Problem to work on: How many lines in the records below contain the word "근대문화재"? State that number and nothing more.

Excerpted data:
________________________
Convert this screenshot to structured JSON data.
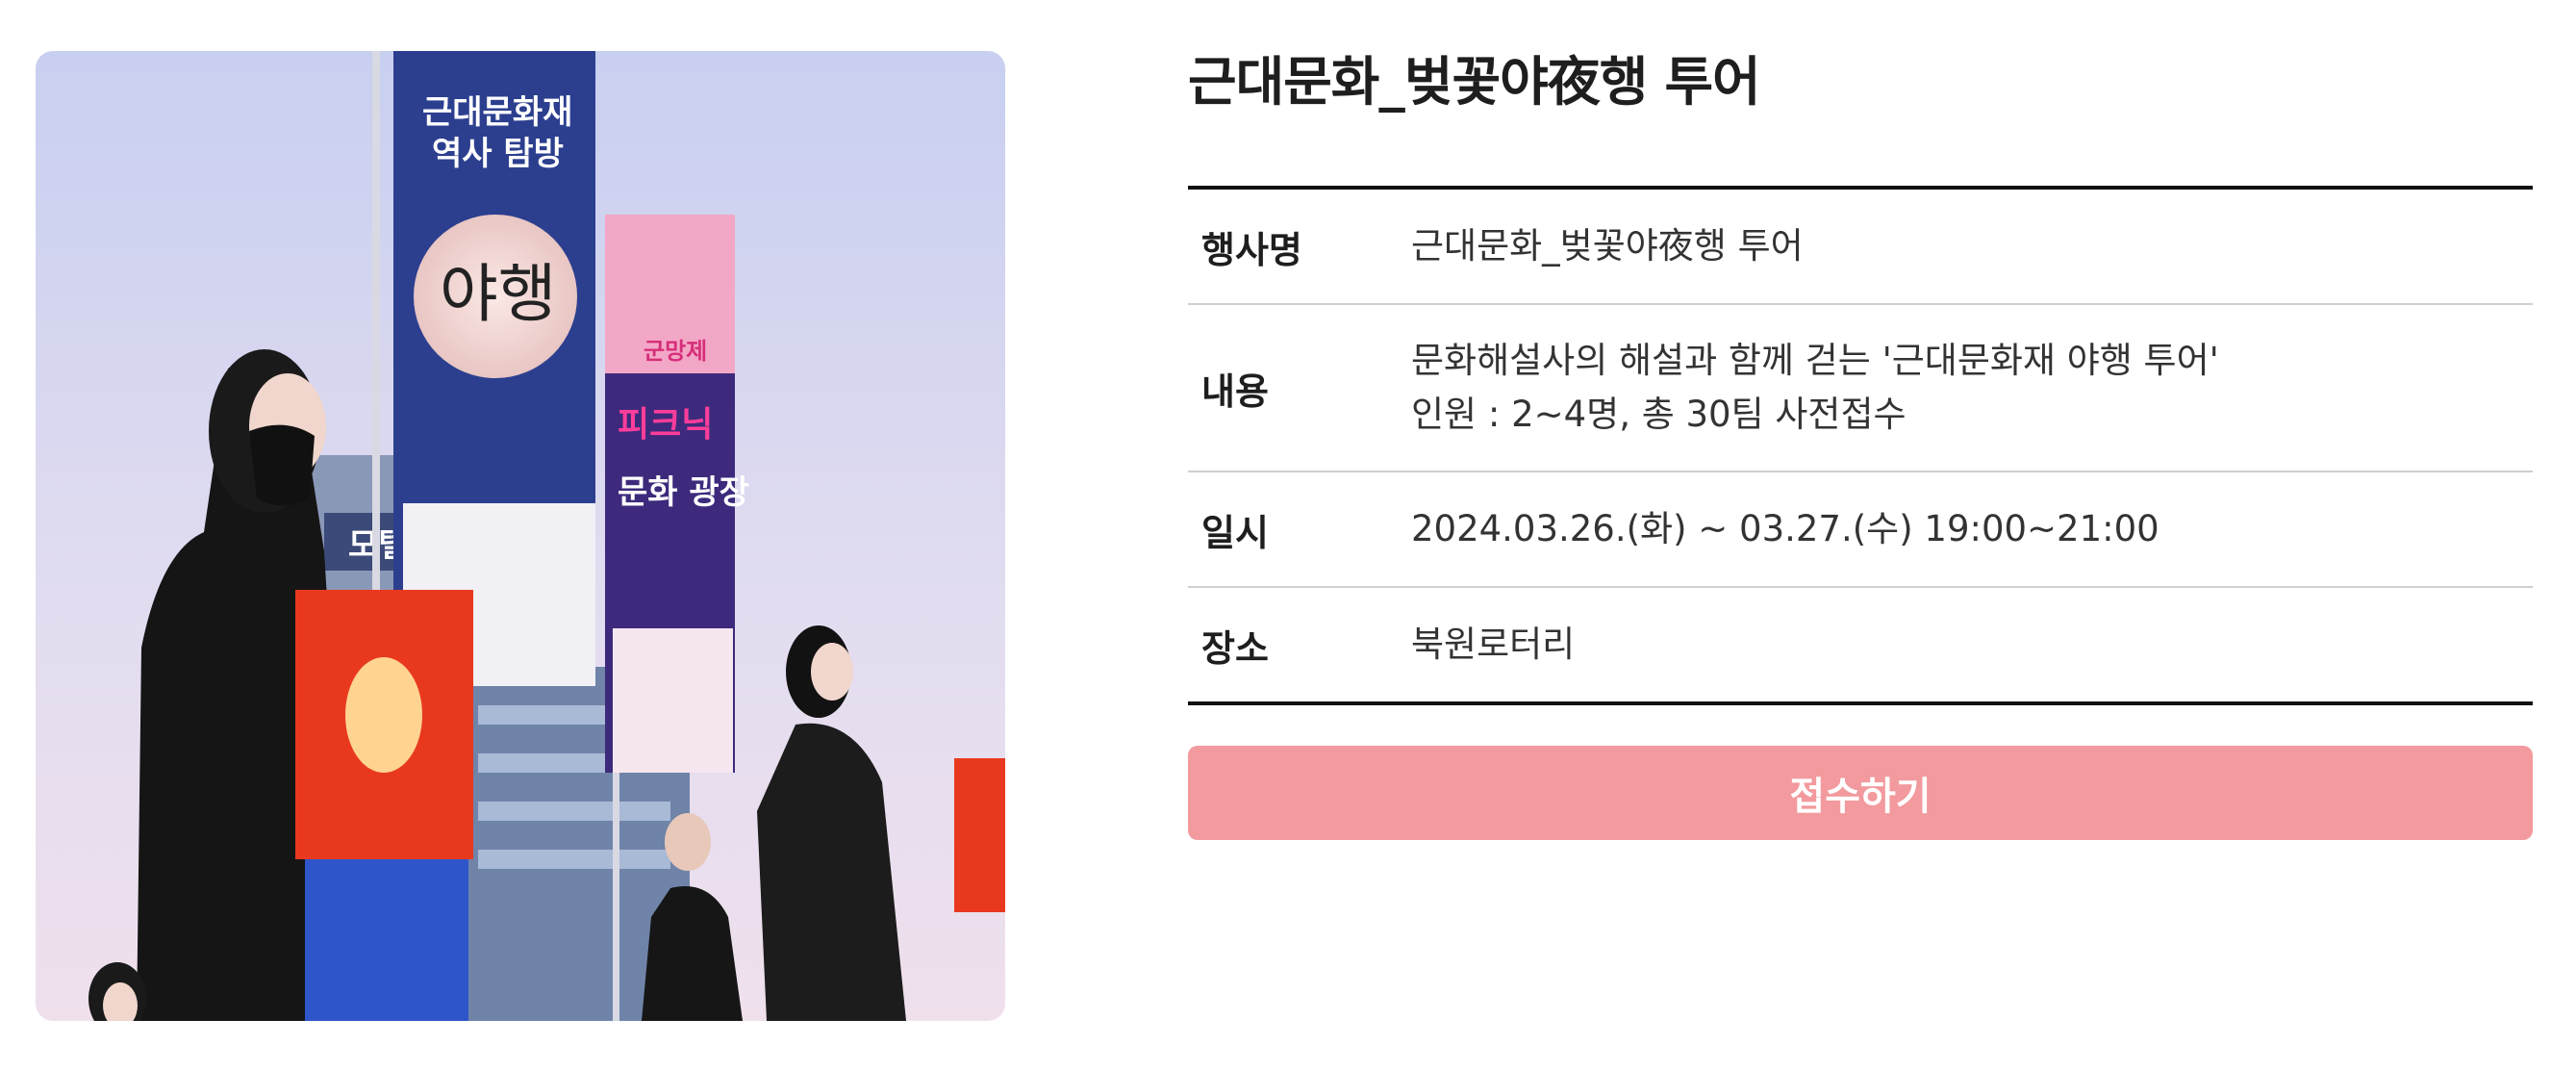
{
  "event": {
    "title": "근대문화_벚꽃야夜행 투어",
    "rows": [
      {
        "label": "행사명",
        "values": [
          "근대문화_벚꽃야夜행 투어"
        ]
      },
      {
        "label": "내용",
        "values": [
          "문화해설사의 해설과 함께 걷는 '근대문화재 야행 투어'",
          "인원 : 2~4명, 총 30팀 사전접수"
        ]
      },
      {
        "label": "일시",
        "values": [
          "2024.03.26.(화) ~ 03.27.(수) 19:00~21:00"
        ]
      },
      {
        "label": "장소",
        "values": [
          "북원로터리"
        ]
      }
    ],
    "apply_label": "접수하기"
  },
  "photo": {
    "banner1_top": "근대문화재",
    "banner1_mid": "역사 탐방",
    "banner1_calligraphy": "야행",
    "banner2_top": "군망제",
    "banner2_mid": "피크닉",
    "banner2_side": "문화 광장",
    "sign": "모텔"
  },
  "colors": {
    "accent": "#f29a9e",
    "rule": "#111111",
    "divider": "#cfcfcf"
  }
}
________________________
Task solution: 2